How we practice social entrepreneurship
Published on 04.03.2021
Ever heard of whitewashing? Yes, it’s usually got something to do with stains and laundry, but the term is increasingly being used in a metaphorical context. It denotes institutions that invest money in order to look more [enter virtue-signalling adjective of your choice here] instead of actually doing anything tangible. Greenwashing, redwashing, bluewashing, purplewashing — by now there is a whole rainbow of expressions, but they always refer to the same principle: “Doesn’t look good? Coat it in some sugar!”
One counter movement against the whitewashing trend is social entrepreneurship, which actually seeks to employ innovative, pragmatic and long-term solutions to social problems instead of just wanting to look good in the media.
Non-profit organisations, for example, view money not as a goal, but as a means to an end. As a means to push for a meaningful, positive social change. A pinch of optimism and idealism help too, of course. The idea is this: A glass that is half full is only of use if everyone can actually drink from it (Attention: This is just a metaphor, of course — as long as we’ve still got the coronavirus going around, everyone will have to drink from their own glass!) ;)
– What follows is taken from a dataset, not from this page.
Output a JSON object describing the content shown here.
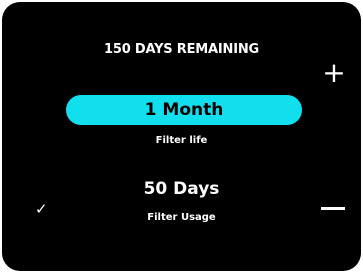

“Our entrepreneurial goal is to empower people who have received only little empowerment on the labour market up until now”, says Salomé. The Valeriana Founder is handing out a round of strawberry strings while we philosophise about our company values together — and sharing is caring is definitely one of them. “We start with the assumption that everyone can make a valuable contribution, but that certain circumstances prevent people from reaching their full potential.” Strawberry string round number two.
In concrete terms, it looks like this: We give women who may be first or second-generation immigrants the chance to work and thereby create a point of contact with the Swiss public on the basis of which many exciting stories and friendships have already made. We help them to overcome linguistic barriers and thus gain a foothold in society. A combination of services, technology and community work makes it possible for us to sustain our business model in the long term and to pay our employees fairly. Less profit, more progress, so to speak.
We want “Doing good — for yourself and others” to be not just a slogan — we want to practice what we preach. And since you probably want this as well, we really do believe that it is possible. And on that note, we raise our half-full glass to you! Cheers!